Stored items
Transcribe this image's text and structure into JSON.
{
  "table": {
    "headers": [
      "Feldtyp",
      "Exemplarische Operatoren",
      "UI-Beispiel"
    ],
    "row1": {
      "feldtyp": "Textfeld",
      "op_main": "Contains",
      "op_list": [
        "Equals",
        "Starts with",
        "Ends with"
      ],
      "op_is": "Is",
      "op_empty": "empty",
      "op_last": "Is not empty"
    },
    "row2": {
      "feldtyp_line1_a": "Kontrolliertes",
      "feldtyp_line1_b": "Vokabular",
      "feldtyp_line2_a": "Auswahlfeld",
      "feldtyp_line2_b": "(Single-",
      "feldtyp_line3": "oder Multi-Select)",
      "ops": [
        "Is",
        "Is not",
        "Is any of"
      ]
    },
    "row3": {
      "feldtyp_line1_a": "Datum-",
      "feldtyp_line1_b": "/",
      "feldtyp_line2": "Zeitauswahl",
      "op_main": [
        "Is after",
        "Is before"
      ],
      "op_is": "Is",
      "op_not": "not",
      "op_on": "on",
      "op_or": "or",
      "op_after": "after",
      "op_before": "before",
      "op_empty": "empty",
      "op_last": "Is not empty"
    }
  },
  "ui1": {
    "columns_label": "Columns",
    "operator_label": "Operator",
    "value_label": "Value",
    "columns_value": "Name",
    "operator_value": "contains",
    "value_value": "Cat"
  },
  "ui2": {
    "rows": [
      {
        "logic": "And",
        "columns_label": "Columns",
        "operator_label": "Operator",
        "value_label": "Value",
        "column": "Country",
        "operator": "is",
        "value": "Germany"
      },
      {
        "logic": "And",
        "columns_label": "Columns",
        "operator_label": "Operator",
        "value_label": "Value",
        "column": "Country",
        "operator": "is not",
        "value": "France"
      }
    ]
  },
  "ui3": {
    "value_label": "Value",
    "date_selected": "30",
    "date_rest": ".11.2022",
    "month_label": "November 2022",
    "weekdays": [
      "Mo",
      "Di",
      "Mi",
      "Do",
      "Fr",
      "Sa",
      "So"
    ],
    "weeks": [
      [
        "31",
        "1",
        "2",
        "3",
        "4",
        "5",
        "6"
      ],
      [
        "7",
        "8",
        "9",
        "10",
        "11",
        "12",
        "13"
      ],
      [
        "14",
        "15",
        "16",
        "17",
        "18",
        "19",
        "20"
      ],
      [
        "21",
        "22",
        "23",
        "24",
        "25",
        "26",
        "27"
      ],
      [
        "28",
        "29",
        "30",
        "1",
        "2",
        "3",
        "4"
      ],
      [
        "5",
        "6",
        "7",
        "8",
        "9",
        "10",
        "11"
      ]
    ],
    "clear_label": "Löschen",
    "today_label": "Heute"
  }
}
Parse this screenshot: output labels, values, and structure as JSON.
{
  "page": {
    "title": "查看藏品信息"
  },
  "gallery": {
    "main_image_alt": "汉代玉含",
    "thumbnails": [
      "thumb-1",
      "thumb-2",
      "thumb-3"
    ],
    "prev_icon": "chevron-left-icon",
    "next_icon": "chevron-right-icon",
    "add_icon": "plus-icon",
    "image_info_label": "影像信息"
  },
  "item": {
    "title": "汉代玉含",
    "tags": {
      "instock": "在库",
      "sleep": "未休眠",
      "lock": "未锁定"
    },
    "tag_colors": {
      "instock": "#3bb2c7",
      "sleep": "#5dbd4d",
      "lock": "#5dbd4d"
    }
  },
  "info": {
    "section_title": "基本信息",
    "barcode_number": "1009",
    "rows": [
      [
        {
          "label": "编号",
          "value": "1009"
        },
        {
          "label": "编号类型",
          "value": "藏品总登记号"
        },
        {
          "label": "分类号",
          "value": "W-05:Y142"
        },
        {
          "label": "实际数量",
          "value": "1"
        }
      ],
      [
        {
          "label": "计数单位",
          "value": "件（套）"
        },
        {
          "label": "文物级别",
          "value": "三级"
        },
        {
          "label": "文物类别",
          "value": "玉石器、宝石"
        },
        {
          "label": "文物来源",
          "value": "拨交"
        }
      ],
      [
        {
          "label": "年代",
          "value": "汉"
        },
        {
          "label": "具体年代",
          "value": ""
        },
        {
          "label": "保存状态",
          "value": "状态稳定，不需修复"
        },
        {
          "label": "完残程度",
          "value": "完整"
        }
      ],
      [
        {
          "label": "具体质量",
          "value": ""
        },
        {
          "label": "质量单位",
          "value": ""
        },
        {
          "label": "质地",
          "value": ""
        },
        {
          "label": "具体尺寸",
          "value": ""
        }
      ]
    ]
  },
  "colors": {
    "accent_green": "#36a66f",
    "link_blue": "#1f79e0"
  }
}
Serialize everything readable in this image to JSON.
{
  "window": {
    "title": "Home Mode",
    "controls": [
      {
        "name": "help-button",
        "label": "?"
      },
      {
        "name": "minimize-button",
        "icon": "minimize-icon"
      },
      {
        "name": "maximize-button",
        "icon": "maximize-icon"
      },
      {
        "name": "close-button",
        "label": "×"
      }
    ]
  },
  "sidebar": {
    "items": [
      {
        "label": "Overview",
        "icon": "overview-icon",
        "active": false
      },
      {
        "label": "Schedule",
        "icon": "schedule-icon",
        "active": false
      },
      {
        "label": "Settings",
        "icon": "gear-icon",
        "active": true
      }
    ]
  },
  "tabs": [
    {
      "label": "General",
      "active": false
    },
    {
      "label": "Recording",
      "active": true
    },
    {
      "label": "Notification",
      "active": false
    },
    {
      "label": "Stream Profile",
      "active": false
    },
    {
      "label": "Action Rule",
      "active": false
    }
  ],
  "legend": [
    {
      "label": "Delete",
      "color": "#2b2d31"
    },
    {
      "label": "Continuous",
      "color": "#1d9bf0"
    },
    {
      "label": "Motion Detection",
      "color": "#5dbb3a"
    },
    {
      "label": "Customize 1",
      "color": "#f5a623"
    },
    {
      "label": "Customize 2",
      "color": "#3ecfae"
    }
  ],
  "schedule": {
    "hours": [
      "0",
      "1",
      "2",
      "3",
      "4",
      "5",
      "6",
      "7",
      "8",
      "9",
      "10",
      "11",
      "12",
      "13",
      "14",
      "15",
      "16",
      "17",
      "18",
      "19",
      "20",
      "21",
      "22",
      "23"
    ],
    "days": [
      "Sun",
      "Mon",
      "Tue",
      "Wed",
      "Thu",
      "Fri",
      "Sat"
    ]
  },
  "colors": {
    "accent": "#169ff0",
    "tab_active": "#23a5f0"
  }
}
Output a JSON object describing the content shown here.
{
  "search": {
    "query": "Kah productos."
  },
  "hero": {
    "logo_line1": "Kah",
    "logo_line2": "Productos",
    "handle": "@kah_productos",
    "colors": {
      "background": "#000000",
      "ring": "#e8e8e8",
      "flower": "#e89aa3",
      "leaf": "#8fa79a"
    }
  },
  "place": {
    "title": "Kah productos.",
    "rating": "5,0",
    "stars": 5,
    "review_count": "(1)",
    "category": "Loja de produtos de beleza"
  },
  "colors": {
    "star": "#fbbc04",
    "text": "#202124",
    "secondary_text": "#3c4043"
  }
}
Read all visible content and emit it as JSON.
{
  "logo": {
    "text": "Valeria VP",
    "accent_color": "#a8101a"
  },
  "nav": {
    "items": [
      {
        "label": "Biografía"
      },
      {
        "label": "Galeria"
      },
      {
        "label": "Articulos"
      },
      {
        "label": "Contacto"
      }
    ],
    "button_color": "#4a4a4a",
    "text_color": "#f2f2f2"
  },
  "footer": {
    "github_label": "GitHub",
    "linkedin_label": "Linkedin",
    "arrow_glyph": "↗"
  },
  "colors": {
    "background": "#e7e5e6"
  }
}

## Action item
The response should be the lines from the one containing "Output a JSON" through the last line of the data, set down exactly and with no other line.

## Solution to the exercise
Output a JSON object describing the content shown here.
{
  "search": {
    "query": "Kah productos."
  },
  "hero": {
    "logo_line1": "Kah",
    "logo_line2": "Productos",
    "handle": "@kah_productos",
    "colors": {
      "background": "#000000",
      "ring": "#e8e8e8",
      "flower": "#e89aa3",
      "leaf": "#8fa79a"
    }
  },
  "place": {
    "title": "Kah productos.",
    "rating": "5,0",
    "stars": 5,
    "review_count": "(1)",
    "category": "Loja de produtos de beleza"
  },
  "colors": {
    "star": "#fbbc04",
    "text": "#202124",
    "secondary_text": "#3c4043"
  }
}
Read all visible content and emit it as JSON.
{
  "logo": {
    "text": "Valeria VP",
    "accent_color": "#a8101a"
  },
  "nav": {
    "items": [
      {
        "label": "Biografía"
      },
      {
        "label": "Galeria"
      },
      {
        "label": "Articulos"
      },
      {
        "label": "Contacto"
      }
    ],
    "button_color": "#4a4a4a",
    "text_color": "#f2f2f2"
  },
  "footer": {
    "github_label": "GitHub",
    "linkedin_label": "Linkedin",
    "arrow_glyph": "↗"
  },
  "colors": {
    "background": "#e7e5e6"
  }
}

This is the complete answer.